## Directions for this task
Copy the records below exactly, from the line containing "Extract the structured" through the last line, and leave out every picture.

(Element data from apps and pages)
• • •

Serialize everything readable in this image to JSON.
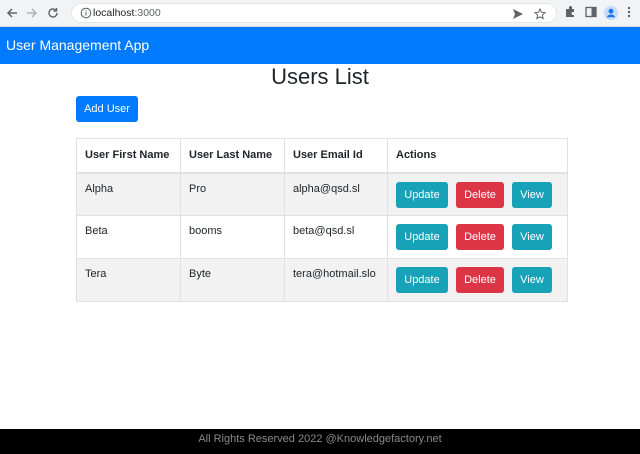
{
  "browser": {
    "url_host": "localhost",
    "url_port": ":3000"
  },
  "app": {
    "brand": "User Management App"
  },
  "page": {
    "title": "Users List",
    "add_label": "Add User"
  },
  "table": {
    "headers": [
      "User First Name",
      "User Last Name",
      "User Email Id",
      "Actions"
    ],
    "rows": [
      {
        "first": "Alpha",
        "last": "Pro",
        "email": "alpha@qsd.sl"
      },
      {
        "first": "Beta",
        "last": "booms",
        "email": "beta@qsd.sl"
      },
      {
        "first": "Tera",
        "last": "Byte",
        "email": "tera@hotmail.slo"
      }
    ],
    "action_labels": {
      "update": "Update",
      "delete": "Delete",
      "view": "View"
    }
  },
  "footer": {
    "text": "All Rights Reserved 2022 @Knowledgefactory.net"
  },
  "colors": {
    "primary": "#007bff",
    "info": "#17a2b8",
    "danger": "#dc3545"
  }
}
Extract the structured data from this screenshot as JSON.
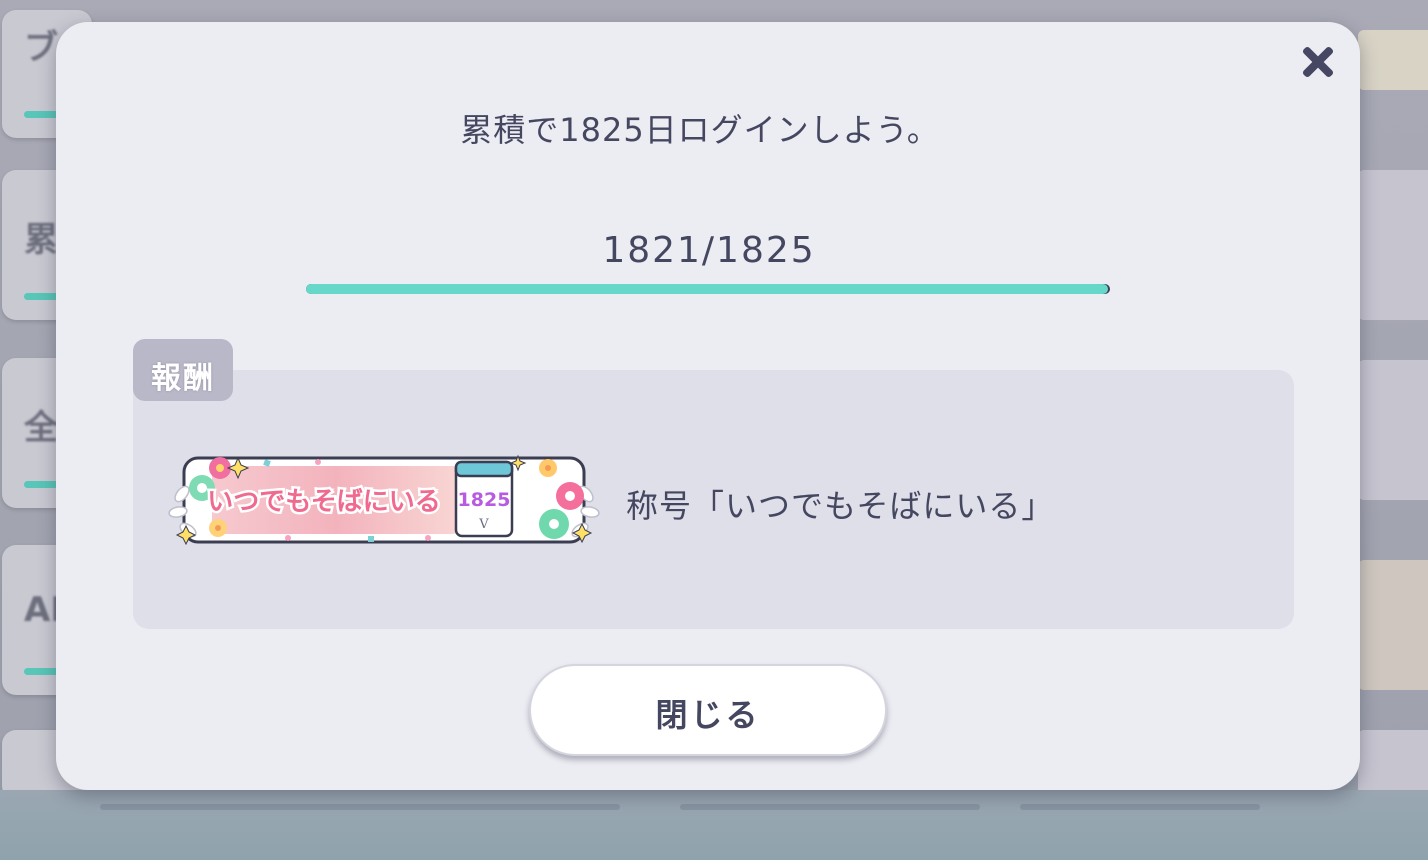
{
  "dialog": {
    "mission_text": "累積で1825日ログインしよう。",
    "progress": {
      "label": "1821/1825",
      "current": 1821,
      "goal": 1825
    },
    "reward": {
      "tag_label": "報酬",
      "badge_text": "いつでもそばにいる",
      "badge_number": "1825",
      "reward_name": "称号「いつでもそばにいる」"
    },
    "close_button_label": "閉じる"
  },
  "colors": {
    "progress_fill": "#66d8c9",
    "panel": "#dfdfe9",
    "text": "#454760"
  }
}
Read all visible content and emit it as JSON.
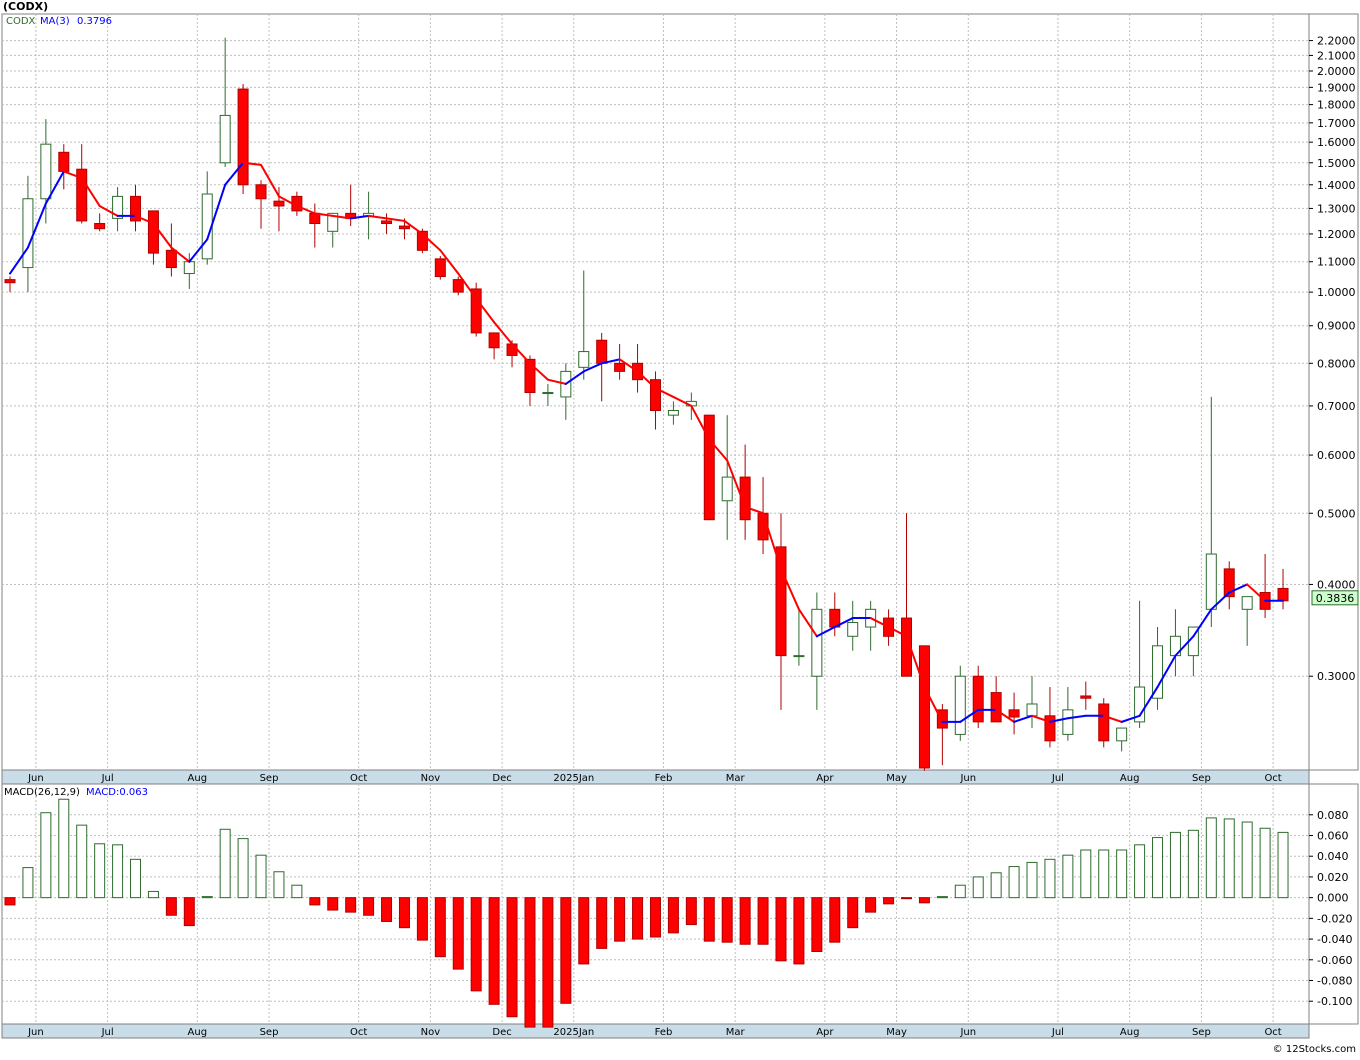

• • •

## Problem solution
Extract the structured data from this screenshot as JSON.
{
  "dialog": {
    "mission_text": "累積で1825日ログインしよう。",
    "progress": {
      "label": "1821/1825",
      "current": 1821,
      "goal": 1825
    },
    "reward": {
      "tag_label": "報酬",
      "badge_text": "いつでもそばにいる",
      "badge_number": "1825",
      "reward_name": "称号「いつでもそばにいる」"
    },
    "close_button_label": "閉じる"
  },
  "colors": {
    "progress_fill": "#66d8c9",
    "panel": "#dfdfe9",
    "text": "#454760"
  }
}
Read all visible content and emit it as JSON.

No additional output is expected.